YOUR OBJECTIVE –
Give every entry below again, exactly as written, and skip the images.

Data about app and page elements

☆ ☆ ☆ ☆

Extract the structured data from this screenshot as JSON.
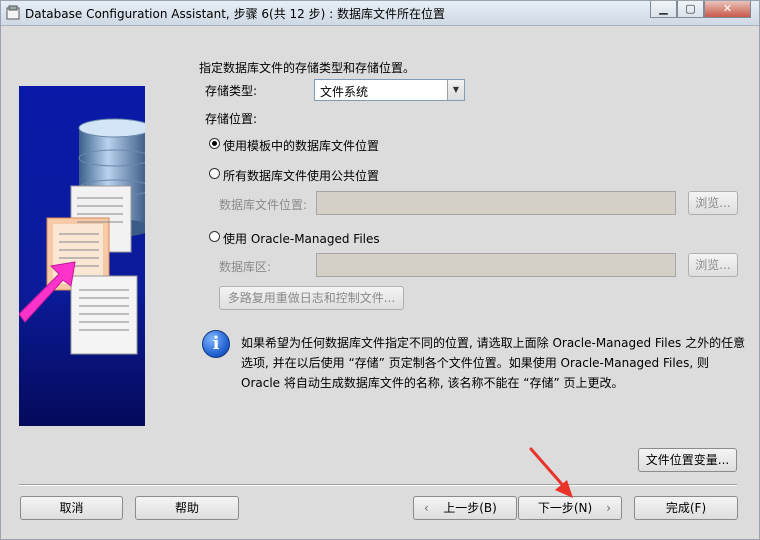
{
  "window": {
    "title": "Database Configuration Assistant, 步骤 6(共 12 步) : 数据库文件所在位置",
    "minimize_icon": "minimize-icon",
    "maximize_icon": "maximize-icon",
    "close_icon": "close-icon"
  },
  "main": {
    "heading": "指定数据库文件的存储类型和存储位置。",
    "storage_type_label": "存储类型:",
    "storage_type_value": "文件系统",
    "storage_location_label": "存储位置:",
    "option_template": "使用模板中的数据库文件位置",
    "option_common": "所有数据库文件使用公共位置",
    "db_file_location_label": "数据库文件位置:",
    "db_file_location_value": "",
    "browse_label_1": "浏览...",
    "option_omf": "使用 Oracle-Managed Files",
    "db_area_label": "数据库区:",
    "db_area_value": "",
    "browse_label_2": "浏览...",
    "multiplex_button": "多路复用重做日志和控制文件...",
    "selected_option": "template"
  },
  "info": {
    "icon": "info-icon",
    "line1": "如果希望为任何数据库文件指定不同的位置, 请选取上面除 Oracle-Managed Files 之外的任意",
    "line2": "选项, 并在以后使用 “存储” 页定制各个文件位置。如果使用 Oracle-Managed Files, 则",
    "line3": "Oracle 将自动生成数据库文件的名称, 该名称不能在 “存储” 页上更改。"
  },
  "buttons": {
    "file_location_vars": "文件位置变量...",
    "cancel": "取消",
    "help": "帮助",
    "back": "上一步(B)",
    "next": "下一步(N)",
    "finish": "完成(F)"
  },
  "colors": {
    "panel_background": "#d4d0c8",
    "illustration_blue": "#0a1aa8",
    "arrow_magenta": "#ff33cc",
    "annotation_red": "#e8322a"
  }
}
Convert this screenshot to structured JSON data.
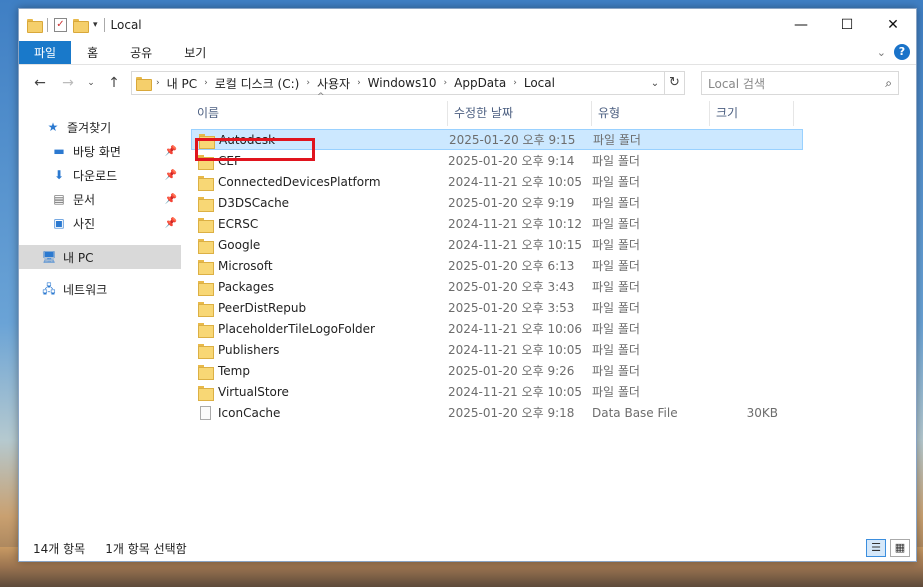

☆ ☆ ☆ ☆

OUTPUT –
Extract the structured data from this screenshot as JSON.
{
  "window": {
    "title": "Database Configuration Assistant, 步骤 6(共 12 步) : 数据库文件所在位置",
    "minimize_icon": "minimize-icon",
    "maximize_icon": "maximize-icon",
    "close_icon": "close-icon"
  },
  "main": {
    "heading": "指定数据库文件的存储类型和存储位置。",
    "storage_type_label": "存储类型:",
    "storage_type_value": "文件系统",
    "storage_location_label": "存储位置:",
    "option_template": "使用模板中的数据库文件位置",
    "option_common": "所有数据库文件使用公共位置",
    "db_file_location_label": "数据库文件位置:",
    "db_file_location_value": "",
    "browse_label_1": "浏览...",
    "option_omf": "使用 Oracle-Managed Files",
    "db_area_label": "数据库区:",
    "db_area_value": "",
    "browse_label_2": "浏览...",
    "multiplex_button": "多路复用重做日志和控制文件...",
    "selected_option": "template"
  },
  "info": {
    "icon": "info-icon",
    "line1": "如果希望为任何数据库文件指定不同的位置, 请选取上面除 Oracle-Managed Files 之外的任意",
    "line2": "选项, 并在以后使用 “存储” 页定制各个文件位置。如果使用 Oracle-Managed Files, 则",
    "line3": "Oracle 将自动生成数据库文件的名称, 该名称不能在 “存储” 页上更改。"
  },
  "buttons": {
    "file_location_vars": "文件位置变量...",
    "cancel": "取消",
    "help": "帮助",
    "back": "上一步(B)",
    "next": "下一步(N)",
    "finish": "完成(F)"
  },
  "colors": {
    "panel_background": "#d4d0c8",
    "illustration_blue": "#0a1aa8",
    "arrow_magenta": "#ff33cc",
    "annotation_red": "#e8322a"
  }
}
Convert this screenshot to structured JSON data.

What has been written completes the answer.